title week debuted highest ranking weeks on chart
You Send Me 10/28/1957 1 17
Everybody Likes to Cha-Cha-Cha 3/30/1959 31 5
Only Sixteen 7/6/1959 28 4
Wonderful World 5/23/1960 12 11
Chain Gang 8/29/1960 2 13
Sad Mood 12/19/1960 29 4
That's It, I Quit, I'm Movin' On 3/20/1961 31 4
Cupid 6/26/1961 17 9
Twisting the Night Away 2/17/1962 9 13
Having a Party 6/16/1962 17 9
Bring It On Home To Me 8/4/1962 13 5
Nothing Can Change This Love 10/20/1962 12 8
Send Me Some Lovin 2/2/1963 13 8
Another Saturday Night 5/4/1963 10 9
Frankie & Johnny 8/17/1963 14 7
Little Red Rooster 11/9/1963 11 8
Good News 2/15/1964 11 7
Good Times 6/27/1964 11 7

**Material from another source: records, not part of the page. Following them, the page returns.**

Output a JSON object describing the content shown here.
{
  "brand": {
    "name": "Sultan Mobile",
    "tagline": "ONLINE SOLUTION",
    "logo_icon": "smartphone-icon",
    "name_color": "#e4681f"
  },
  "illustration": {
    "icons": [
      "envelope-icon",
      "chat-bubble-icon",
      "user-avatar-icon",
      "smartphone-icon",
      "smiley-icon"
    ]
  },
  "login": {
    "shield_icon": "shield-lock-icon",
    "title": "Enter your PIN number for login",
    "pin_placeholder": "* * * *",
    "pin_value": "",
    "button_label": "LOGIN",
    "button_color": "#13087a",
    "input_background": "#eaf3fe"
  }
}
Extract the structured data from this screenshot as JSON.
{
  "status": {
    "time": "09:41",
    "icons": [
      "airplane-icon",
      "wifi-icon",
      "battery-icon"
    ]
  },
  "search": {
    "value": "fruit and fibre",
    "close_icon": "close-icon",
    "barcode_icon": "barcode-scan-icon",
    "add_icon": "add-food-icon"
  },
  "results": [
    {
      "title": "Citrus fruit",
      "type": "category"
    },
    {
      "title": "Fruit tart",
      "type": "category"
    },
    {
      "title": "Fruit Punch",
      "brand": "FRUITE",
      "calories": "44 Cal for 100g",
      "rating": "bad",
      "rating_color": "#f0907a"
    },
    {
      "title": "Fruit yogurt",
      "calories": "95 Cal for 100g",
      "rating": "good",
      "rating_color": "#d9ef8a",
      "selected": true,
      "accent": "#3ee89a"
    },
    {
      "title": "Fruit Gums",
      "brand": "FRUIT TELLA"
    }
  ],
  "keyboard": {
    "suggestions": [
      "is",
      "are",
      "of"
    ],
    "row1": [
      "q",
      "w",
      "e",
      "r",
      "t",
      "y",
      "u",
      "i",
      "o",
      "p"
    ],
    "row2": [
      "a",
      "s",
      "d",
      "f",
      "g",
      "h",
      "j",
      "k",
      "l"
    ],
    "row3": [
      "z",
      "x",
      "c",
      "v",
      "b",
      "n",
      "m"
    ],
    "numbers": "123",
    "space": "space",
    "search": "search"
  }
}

Shake 1/16/1965 7 9
A Change Is Gonna Come 2/13/1965 31 4